(Task data):
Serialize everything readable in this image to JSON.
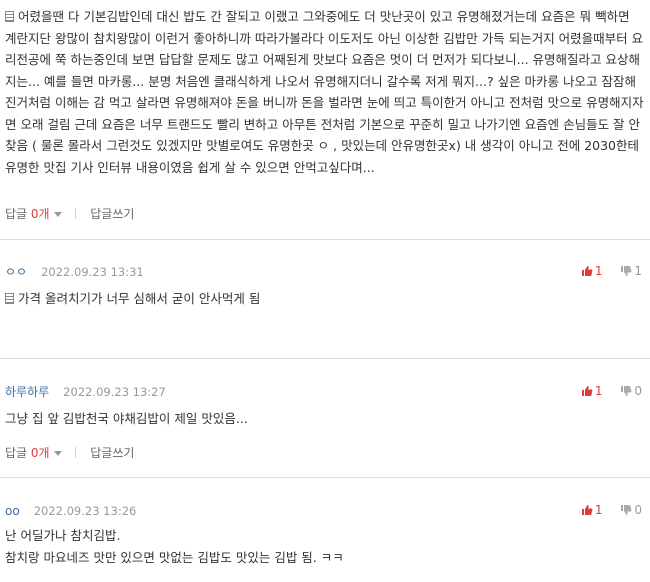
{
  "comments": [
    {
      "text": "어렸을땐 다 기본김밥인데 대신 밥도 간 잘되고 이랬고 그와중에도 더 맛난곳이 있고 유명해졌거는데 요즘은 뭐 빽하면 계란지단 왕많이 참치왕많이 이런거 좋아하니까 따라가볼라다 이도저도 아닌 이상한 김밥만 가득 되는거지 어렸을때부터 요리전공에 쭉 하는중인데 보면 답답할 문제도 많고 어째된게 맛보다 요즘은 멋이 더 먼저가 되다보니... 유명해질라고 요상해지는... 예를 들면 마카롱... 분명 처음엔 클래식하게 나오서 유명해지더니 갈수록 저게 뭐지...? 싶은 마카롱 나오고 잠잠해진거처럼 이해는 감 먹고 살라면 유명해져야 돈을 버니까 돈을 벌라면 눈에 띄고 특이한거 아니고 전처럼 맛으로 유명해지자면 오래 걸림 근데 요즘은 너무 트랜드도 빨리 변하고 아무튼 전처럼 기본으로 꾸준히 밀고 나가기엔 요즘엔 손님들도 잘 안찾음 ( 물론 몰라서 그런것도 있겠지만 맛별로여도 유명한곳 ㅇ , 맛있는데 안유명한곳x) 내 생각이 아니고 전에 2030한테 유명한 맛집 기사 인터뷰 내용이였음 쉽게 살 수 있으면 안먹고싶다며...",
      "reply_label": "답글",
      "reply_count": "0개",
      "write_label": "답글쓰기"
    },
    {
      "author": "ㅇㅇ",
      "date": "2022.09.23 13:31",
      "up": "1",
      "down": "1",
      "text": "가격 올려치기가 너무 심해서 굳이 안사먹게 됨"
    },
    {
      "author": "하루하루",
      "date": "2022.09.23 13:27",
      "up": "1",
      "down": "0",
      "text": "그냥 집 앞 김밥천국 야채김밥이 제일 맛있음...",
      "reply_label": "답글",
      "reply_count": "0개",
      "write_label": "답글쓰기"
    },
    {
      "author": "oo",
      "date": "2022.09.23 13:26",
      "up": "1",
      "down": "0",
      "text_lines": [
        "난 어딜가나 참치김밥.",
        "참치랑 마요네즈 맛만 있으면 맛없는 김밥도 맛있는 김밥 됨. ㅋㅋ"
      ]
    }
  ],
  "icons": {
    "thumbs_up": "thumbs-up-icon",
    "thumbs_down": "thumbs-down-icon",
    "memo": "memo-icon"
  },
  "colors": {
    "author": "#3a6ea5",
    "up": "#e03c3c",
    "muted": "#999999"
  }
}
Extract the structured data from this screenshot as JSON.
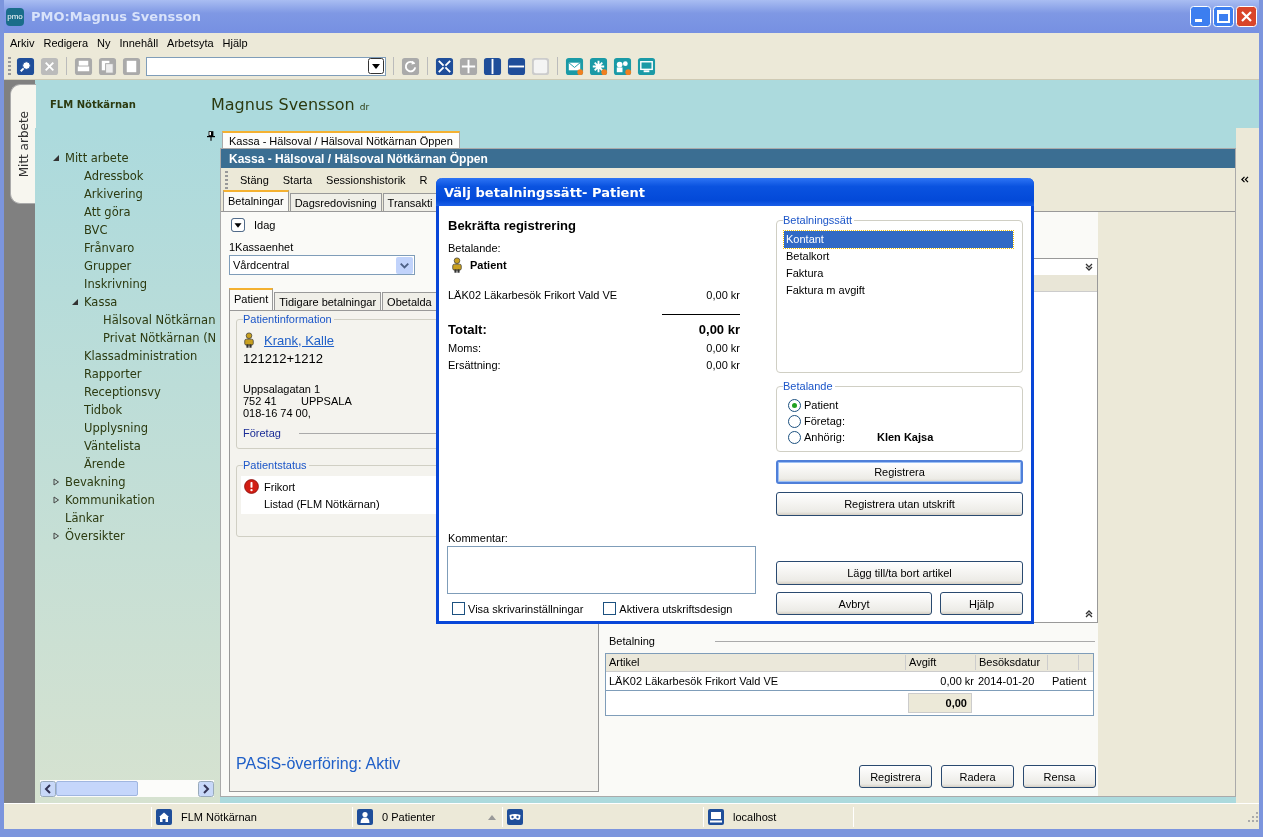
{
  "window": {
    "title": "PMO:Magnus Svensson",
    "logo": "pmo"
  },
  "menu": [
    "Arkiv",
    "Redigera",
    "Ny",
    "Innehåll",
    "Arbetsyta",
    "Hjälp"
  ],
  "side_tab": {
    "label": "Mitt arbete"
  },
  "header": {
    "unit": "FLM Nötkärnan",
    "user": "Magnus Svensson",
    "suffix": "dr"
  },
  "tree": [
    {
      "label": "Mitt arbete",
      "expanded": true,
      "children": [
        {
          "label": "Adressbok"
        },
        {
          "label": "Arkivering"
        },
        {
          "label": "Att göra"
        },
        {
          "label": "BVC"
        },
        {
          "label": "Frånvaro"
        },
        {
          "label": "Grupper"
        },
        {
          "label": "Inskrivning"
        },
        {
          "label": "Kassa",
          "expanded": true,
          "children": [
            {
              "label": "Hälsoval Nötkärnan"
            },
            {
              "label": "Privat Nötkärnan (N"
            }
          ]
        },
        {
          "label": "Klassadministration"
        },
        {
          "label": "Rapporter"
        },
        {
          "label": "Receptionsvy"
        },
        {
          "label": "Tidbok"
        },
        {
          "label": "Upplysning"
        },
        {
          "label": "Väntelista"
        },
        {
          "label": "Ärende"
        }
      ]
    },
    {
      "label": "Bevakning",
      "expanded": false
    },
    {
      "label": "Kommunikation",
      "expanded": false
    },
    {
      "label": "Länkar"
    },
    {
      "label": "Översikter",
      "expanded": false
    }
  ],
  "document": {
    "tab": "Kassa - Hälsoval / Hälsoval Nötkärnan Öppen",
    "title": "Kassa - Hälsoval / Hälsoval Nötkärnan Öppen",
    "toolbar": [
      "Stäng",
      "Starta",
      "Sessionshistorik",
      "R"
    ],
    "tabs": [
      {
        "label": "Betalningar",
        "selected": true
      },
      {
        "label": "Dagsredovisning",
        "selected": false
      },
      {
        "label": "Transakti",
        "selected": false
      }
    ],
    "period": "Idag",
    "unit_label": "1Kassaenhet",
    "unit_value": "Vårdcentral",
    "patient_tabs": [
      {
        "label": "Patient",
        "selected": true
      },
      {
        "label": "Tidigare betalningar",
        "selected": false
      },
      {
        "label": "Obetalda",
        "selected": false
      }
    ],
    "patient_info": {
      "legend": "Patientinformation",
      "name": "Krank, Kalle",
      "id": "121212+1212",
      "street": "Uppsalagatan 1",
      "postcode": "752 41",
      "city": "UPPSALA",
      "phone": "018-16 74 00,",
      "company_label": "Företag"
    },
    "patient_status": {
      "legend": "Patientstatus",
      "items": [
        {
          "label": "Frikort",
          "alert": true
        },
        {
          "label": "Listad (FLM Nötkärnan)",
          "alert": false
        }
      ]
    },
    "pasis": "PASiS-överföring: Aktiv",
    "payment": {
      "label": "Betalning",
      "columns": [
        "Artikel",
        "Avgift",
        "Besöksdatur"
      ],
      "rows": [
        [
          "LÄK02 Läkarbesök Frikort Vald VE",
          "0,00 kr",
          "2014-01-20",
          "Patient"
        ]
      ],
      "total": "0,00"
    },
    "buttons": [
      "Registrera",
      "Radera",
      "Rensa"
    ]
  },
  "dialog": {
    "title": "Välj betalningssätt- Patient",
    "heading": "Bekräfta registrering",
    "payer_label": "Betalande:",
    "payer": "Patient",
    "lines": [
      {
        "label": "LÄK02 Läkarbesök Frikort Vald VE",
        "amount": "0,00 kr"
      }
    ],
    "total_label": "Totalt:",
    "total": "0,00 kr",
    "summary": [
      {
        "label": "Moms:",
        "amount": "0,00 kr"
      },
      {
        "label": "Ersättning:",
        "amount": "0,00 kr"
      }
    ],
    "comment_label": "Kommentar:",
    "options": [
      {
        "label": "Visa skrivarinställningar",
        "checked": false
      },
      {
        "label": "Aktivera utskriftsdesign",
        "checked": false
      }
    ],
    "methods_legend": "Betalningssätt",
    "methods": [
      {
        "label": "Kontant",
        "selected": true
      },
      {
        "label": "Betalkort",
        "selected": false
      },
      {
        "label": "Faktura",
        "selected": false
      },
      {
        "label": "Faktura m avgift",
        "selected": false
      }
    ],
    "payer_legend": "Betalande",
    "payers": [
      {
        "label": "Patient",
        "selected": true
      },
      {
        "label": "Företag:",
        "selected": false
      },
      {
        "label": "Anhörig:",
        "selected": false,
        "name": "Klen Kajsa"
      }
    ],
    "actions": [
      {
        "label": "Registrera",
        "default": true
      },
      {
        "label": "Registrera utan utskrift",
        "default": false
      },
      {
        "label": "Lägg till/ta bort artikel",
        "default": false
      },
      {
        "label": "Avbryt",
        "default": false
      },
      {
        "label": "Hjälp",
        "default": false
      }
    ]
  },
  "status_bar": {
    "unit": "FLM Nötkärnan",
    "patients": "0 Patienter",
    "host": "localhost"
  }
}
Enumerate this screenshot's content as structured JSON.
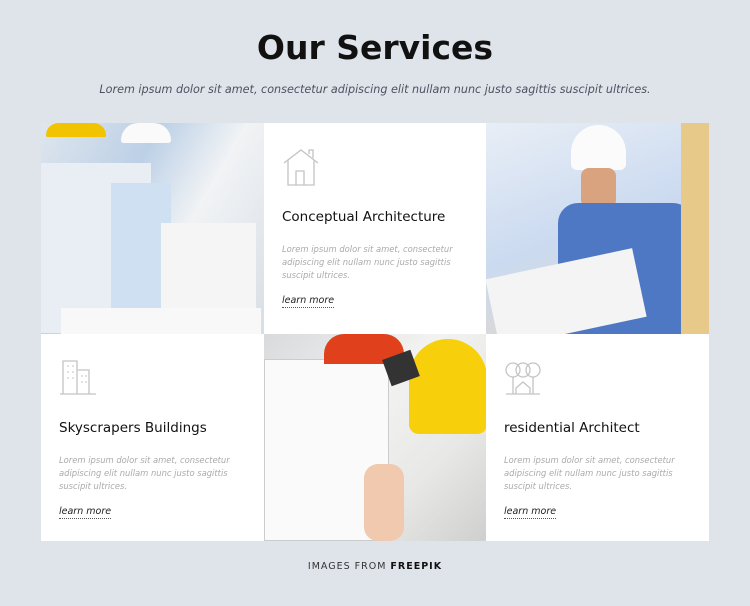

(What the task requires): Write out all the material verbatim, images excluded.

(Exercise response):
Serialize everything readable in this image to JSON.
{
  "comments": [
    {
      "text": "어렸을땐 다 기본김밥인데 대신 밥도 간 잘되고 이랬고 그와중에도 더 맛난곳이 있고 유명해졌거는데 요즘은 뭐 빽하면 계란지단 왕많이 참치왕많이 이런거 좋아하니까 따라가볼라다 이도저도 아닌 이상한 김밥만 가득 되는거지 어렸을때부터 요리전공에 쭉 하는중인데 보면 답답할 문제도 많고 어째된게 맛보다 요즘은 멋이 더 먼저가 되다보니... 유명해질라고 요상해지는... 예를 들면 마카롱... 분명 처음엔 클래식하게 나오서 유명해지더니 갈수록 저게 뭐지...? 싶은 마카롱 나오고 잠잠해진거처럼 이해는 감 먹고 살라면 유명해져야 돈을 버니까 돈을 벌라면 눈에 띄고 특이한거 아니고 전처럼 맛으로 유명해지자면 오래 걸림 근데 요즘은 너무 트랜드도 빨리 변하고 아무튼 전처럼 기본으로 꾸준히 밀고 나가기엔 요즘엔 손님들도 잘 안찾음 ( 물론 몰라서 그런것도 있겠지만 맛별로여도 유명한곳 ㅇ , 맛있는데 안유명한곳x) 내 생각이 아니고 전에 2030한테 유명한 맛집 기사 인터뷰 내용이였음 쉽게 살 수 있으면 안먹고싶다며...",
      "reply_label": "답글",
      "reply_count": "0개",
      "write_label": "답글쓰기"
    },
    {
      "author": "ㅇㅇ",
      "date": "2022.09.23 13:31",
      "up": "1",
      "down": "1",
      "text": "가격 올려치기가 너무 심해서 굳이 안사먹게 됨"
    },
    {
      "author": "하루하루",
      "date": "2022.09.23 13:27",
      "up": "1",
      "down": "0",
      "text": "그냥 집 앞 김밥천국 야채김밥이 제일 맛있음...",
      "reply_label": "답글",
      "reply_count": "0개",
      "write_label": "답글쓰기"
    },
    {
      "author": "oo",
      "date": "2022.09.23 13:26",
      "up": "1",
      "down": "0",
      "text_lines": [
        "난 어딜가나 참치김밥.",
        "참치랑 마요네즈 맛만 있으면 맛없는 김밥도 맛있는 김밥 됨. ㅋㅋ"
      ]
    }
  ],
  "icons": {
    "thumbs_up": "thumbs-up-icon",
    "thumbs_down": "thumbs-down-icon",
    "memo": "memo-icon"
  },
  "colors": {
    "author": "#3a6ea5",
    "up": "#e03c3c",
    "muted": "#999999"
  }
}
Extract the structured data from this screenshot as JSON.
{
  "window": {
    "title": "PMO:Magnus Svensson",
    "logo": "pmo"
  },
  "menu": [
    "Arkiv",
    "Redigera",
    "Ny",
    "Innehåll",
    "Arbetsyta",
    "Hjälp"
  ],
  "side_tab": {
    "label": "Mitt arbete"
  },
  "header": {
    "unit": "FLM Nötkärnan",
    "user": "Magnus Svensson",
    "suffix": "dr"
  },
  "tree": [
    {
      "label": "Mitt arbete",
      "expanded": true,
      "children": [
        {
          "label": "Adressbok"
        },
        {
          "label": "Arkivering"
        },
        {
          "label": "Att göra"
        },
        {
          "label": "BVC"
        },
        {
          "label": "Frånvaro"
        },
        {
          "label": "Grupper"
        },
        {
          "label": "Inskrivning"
        },
        {
          "label": "Kassa",
          "expanded": true,
          "children": [
            {
              "label": "Hälsoval Nötkärnan"
            },
            {
              "label": "Privat Nötkärnan (N"
            }
          ]
        },
        {
          "label": "Klassadministration"
        },
        {
          "label": "Rapporter"
        },
        {
          "label": "Receptionsvy"
        },
        {
          "label": "Tidbok"
        },
        {
          "label": "Upplysning"
        },
        {
          "label": "Väntelista"
        },
        {
          "label": "Ärende"
        }
      ]
    },
    {
      "label": "Bevakning",
      "expanded": false
    },
    {
      "label": "Kommunikation",
      "expanded": false
    },
    {
      "label": "Länkar"
    },
    {
      "label": "Översikter",
      "expanded": false
    }
  ],
  "document": {
    "tab": "Kassa - Hälsoval / Hälsoval Nötkärnan Öppen",
    "title": "Kassa - Hälsoval / Hälsoval Nötkärnan Öppen",
    "toolbar": [
      "Stäng",
      "Starta",
      "Sessionshistorik",
      "R"
    ],
    "tabs": [
      {
        "label": "Betalningar",
        "selected": true
      },
      {
        "label": "Dagsredovisning",
        "selected": false
      },
      {
        "label": "Transakti",
        "selected": false
      }
    ],
    "period": "Idag",
    "unit_label": "1Kassaenhet",
    "unit_value": "Vårdcentral",
    "patient_tabs": [
      {
        "label": "Patient",
        "selected": true
      },
      {
        "label": "Tidigare betalningar",
        "selected": false
      },
      {
        "label": "Obetalda",
        "selected": false
      }
    ],
    "patient_info": {
      "legend": "Patientinformation",
      "name": "Krank, Kalle",
      "id": "121212+1212",
      "street": "Uppsalagatan 1",
      "postcode": "752 41",
      "city": "UPPSALA",
      "phone": "018-16 74 00,",
      "company_label": "Företag"
    },
    "patient_status": {
      "legend": "Patientstatus",
      "items": [
        {
          "label": "Frikort",
          "alert": true
        },
        {
          "label": "Listad (FLM Nötkärnan)",
          "alert": false
        }
      ]
    },
    "pasis": "PASiS-överföring: Aktiv",
    "payment": {
      "label": "Betalning",
      "columns": [
        "Artikel",
        "Avgift",
        "Besöksdatur"
      ],
      "rows": [
        [
          "LÄK02 Läkarbesök Frikort Vald VE",
          "0,00 kr",
          "2014-01-20",
          "Patient"
        ]
      ],
      "total": "0,00"
    },
    "buttons": [
      "Registrera",
      "Radera",
      "Rensa"
    ]
  },
  "dialog": {
    "title": "Välj betalningssätt- Patient",
    "heading": "Bekräfta registrering",
    "payer_label": "Betalande:",
    "payer": "Patient",
    "lines": [
      {
        "label": "LÄK02 Läkarbesök Frikort Vald VE",
        "amount": "0,00 kr"
      }
    ],
    "total_label": "Totalt:",
    "total": "0,00 kr",
    "summary": [
      {
        "label": "Moms:",
        "amount": "0,00 kr"
      },
      {
        "label": "Ersättning:",
        "amount": "0,00 kr"
      }
    ],
    "comment_label": "Kommentar:",
    "options": [
      {
        "label": "Visa skrivarinställningar",
        "checked": false
      },
      {
        "label": "Aktivera utskriftsdesign",
        "checked": false
      }
    ],
    "methods_legend": "Betalningssätt",
    "methods": [
      {
        "label": "Kontant",
        "selected": true
      },
      {
        "label": "Betalkort",
        "selected": false
      },
      {
        "label": "Faktura",
        "selected": false
      },
      {
        "label": "Faktura m avgift",
        "selected": false
      }
    ],
    "payer_legend": "Betalande",
    "payers": [
      {
        "label": "Patient",
        "selected": true
      },
      {
        "label": "Företag:",
        "selected": false
      },
      {
        "label": "Anhörig:",
        "selected": false,
        "name": "Klen Kajsa"
      }
    ],
    "actions": [
      {
        "label": "Registrera",
        "default": true
      },
      {
        "label": "Registrera utan utskrift",
        "default": false
      },
      {
        "label": "Lägg till/ta bort artikel",
        "default": false
      },
      {
        "label": "Avbryt",
        "default": false
      },
      {
        "label": "Hjälp",
        "default": false
      }
    ]
  },
  "status_bar": {
    "unit": "FLM Nötkärnan",
    "patients": "0 Patienter",
    "host": "localhost"
  }
}
Enumerate this screenshot's content as structured JSON.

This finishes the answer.